> **Problem details**: Please return all the records exactly, with nothing left out.

> **Material provided**:
——————————
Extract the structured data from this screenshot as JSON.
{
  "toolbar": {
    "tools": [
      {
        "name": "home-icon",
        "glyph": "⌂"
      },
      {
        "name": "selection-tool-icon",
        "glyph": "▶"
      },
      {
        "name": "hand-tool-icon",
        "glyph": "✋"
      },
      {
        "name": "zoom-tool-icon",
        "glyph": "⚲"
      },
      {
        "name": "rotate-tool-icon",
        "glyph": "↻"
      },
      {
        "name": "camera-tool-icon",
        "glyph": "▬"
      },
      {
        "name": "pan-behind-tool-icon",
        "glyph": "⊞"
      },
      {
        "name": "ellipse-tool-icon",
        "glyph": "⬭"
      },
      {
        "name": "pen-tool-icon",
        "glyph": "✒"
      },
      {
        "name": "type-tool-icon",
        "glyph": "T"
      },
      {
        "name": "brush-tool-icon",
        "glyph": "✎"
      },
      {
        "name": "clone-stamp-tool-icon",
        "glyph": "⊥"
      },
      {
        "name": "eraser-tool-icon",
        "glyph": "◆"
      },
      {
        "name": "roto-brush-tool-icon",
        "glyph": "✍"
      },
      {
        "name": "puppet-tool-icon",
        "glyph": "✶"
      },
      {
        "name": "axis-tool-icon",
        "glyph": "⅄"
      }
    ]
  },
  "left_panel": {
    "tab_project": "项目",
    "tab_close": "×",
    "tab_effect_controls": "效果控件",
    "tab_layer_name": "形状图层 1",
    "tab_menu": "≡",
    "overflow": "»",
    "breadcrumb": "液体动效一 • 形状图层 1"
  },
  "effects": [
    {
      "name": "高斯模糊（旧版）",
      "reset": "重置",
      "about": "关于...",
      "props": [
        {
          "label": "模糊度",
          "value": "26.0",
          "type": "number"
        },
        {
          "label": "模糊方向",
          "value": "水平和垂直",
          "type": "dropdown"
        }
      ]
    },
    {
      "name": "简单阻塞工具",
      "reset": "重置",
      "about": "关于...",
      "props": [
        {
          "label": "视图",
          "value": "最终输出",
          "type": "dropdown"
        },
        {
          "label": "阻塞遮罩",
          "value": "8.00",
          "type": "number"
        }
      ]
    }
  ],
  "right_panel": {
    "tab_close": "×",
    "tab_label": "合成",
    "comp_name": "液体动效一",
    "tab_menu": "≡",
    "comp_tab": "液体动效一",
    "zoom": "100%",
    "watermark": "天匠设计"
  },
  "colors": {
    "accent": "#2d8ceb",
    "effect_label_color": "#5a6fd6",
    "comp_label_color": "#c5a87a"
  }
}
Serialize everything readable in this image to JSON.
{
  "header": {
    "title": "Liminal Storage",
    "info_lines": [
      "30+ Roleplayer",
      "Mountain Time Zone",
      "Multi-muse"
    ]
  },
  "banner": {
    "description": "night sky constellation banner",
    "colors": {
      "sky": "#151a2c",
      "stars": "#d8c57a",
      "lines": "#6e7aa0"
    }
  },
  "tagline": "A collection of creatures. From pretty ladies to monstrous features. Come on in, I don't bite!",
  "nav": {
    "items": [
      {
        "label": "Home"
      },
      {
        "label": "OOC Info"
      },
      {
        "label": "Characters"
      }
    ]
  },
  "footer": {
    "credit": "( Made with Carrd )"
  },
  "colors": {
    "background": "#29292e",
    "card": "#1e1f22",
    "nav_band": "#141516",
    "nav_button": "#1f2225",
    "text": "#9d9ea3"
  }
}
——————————
> **The answer**:
Extract the structured data from this screenshot as JSON.
{
  "toolbar": {
    "tools": [
      {
        "name": "home-icon",
        "glyph": "⌂"
      },
      {
        "name": "selection-tool-icon",
        "glyph": "▶"
      },
      {
        "name": "hand-tool-icon",
        "glyph": "✋"
      },
      {
        "name": "zoom-tool-icon",
        "glyph": "⚲"
      },
      {
        "name": "rotate-tool-icon",
        "glyph": "↻"
      },
      {
        "name": "camera-tool-icon",
        "glyph": "▬"
      },
      {
        "name": "pan-behind-tool-icon",
        "glyph": "⊞"
      },
      {
        "name": "ellipse-tool-icon",
        "glyph": "⬭"
      },
      {
        "name": "pen-tool-icon",
        "glyph": "✒"
      },
      {
        "name": "type-tool-icon",
        "glyph": "T"
      },
      {
        "name": "brush-tool-icon",
        "glyph": "✎"
      },
      {
        "name": "clone-stamp-tool-icon",
        "glyph": "⊥"
      },
      {
        "name": "eraser-tool-icon",
        "glyph": "◆"
      },
      {
        "name": "roto-brush-tool-icon",
        "glyph": "✍"
      },
      {
        "name": "puppet-tool-icon",
        "glyph": "✶"
      },
      {
        "name": "axis-tool-icon",
        "glyph": "⅄"
      }
    ]
  },
  "left_panel": {
    "tab_project": "项目",
    "tab_close": "×",
    "tab_effect_controls": "效果控件",
    "tab_layer_name": "形状图层 1",
    "tab_menu": "≡",
    "overflow": "»",
    "breadcrumb": "液体动效一 • 形状图层 1"
  },
  "effects": [
    {
      "name": "高斯模糊（旧版）",
      "reset": "重置",
      "about": "关于...",
      "props": [
        {
          "label": "模糊度",
          "value": "26.0",
          "type": "number"
        },
        {
          "label": "模糊方向",
          "value": "水平和垂直",
          "type": "dropdown"
        }
      ]
    },
    {
      "name": "简单阻塞工具",
      "reset": "重置",
      "about": "关于...",
      "props": [
        {
          "label": "视图",
          "value": "最终输出",
          "type": "dropdown"
        },
        {
          "label": "阻塞遮罩",
          "value": "8.00",
          "type": "number"
        }
      ]
    }
  ],
  "right_panel": {
    "tab_close": "×",
    "tab_label": "合成",
    "comp_name": "液体动效一",
    "tab_menu": "≡",
    "comp_tab": "液体动效一",
    "zoom": "100%",
    "watermark": "天匠设计"
  },
  "colors": {
    "accent": "#2d8ceb",
    "effect_label_color": "#5a6fd6",
    "comp_label_color": "#c5a87a"
  }
}
Serialize everything readable in this image to JSON.
{
  "header": {
    "title": "Liminal Storage",
    "info_lines": [
      "30+ Roleplayer",
      "Mountain Time Zone",
      "Multi-muse"
    ]
  },
  "banner": {
    "description": "night sky constellation banner",
    "colors": {
      "sky": "#151a2c",
      "stars": "#d8c57a",
      "lines": "#6e7aa0"
    }
  },
  "tagline": "A collection of creatures. From pretty ladies to monstrous features. Come on in, I don't bite!",
  "nav": {
    "items": [
      {
        "label": "Home"
      },
      {
        "label": "OOC Info"
      },
      {
        "label": "Characters"
      }
    ]
  },
  "footer": {
    "credit": "( Made with Carrd )"
  },
  "colors": {
    "background": "#29292e",
    "card": "#1e1f22",
    "nav_band": "#141516",
    "nav_button": "#1f2225",
    "text": "#9d9ea3"
  }
}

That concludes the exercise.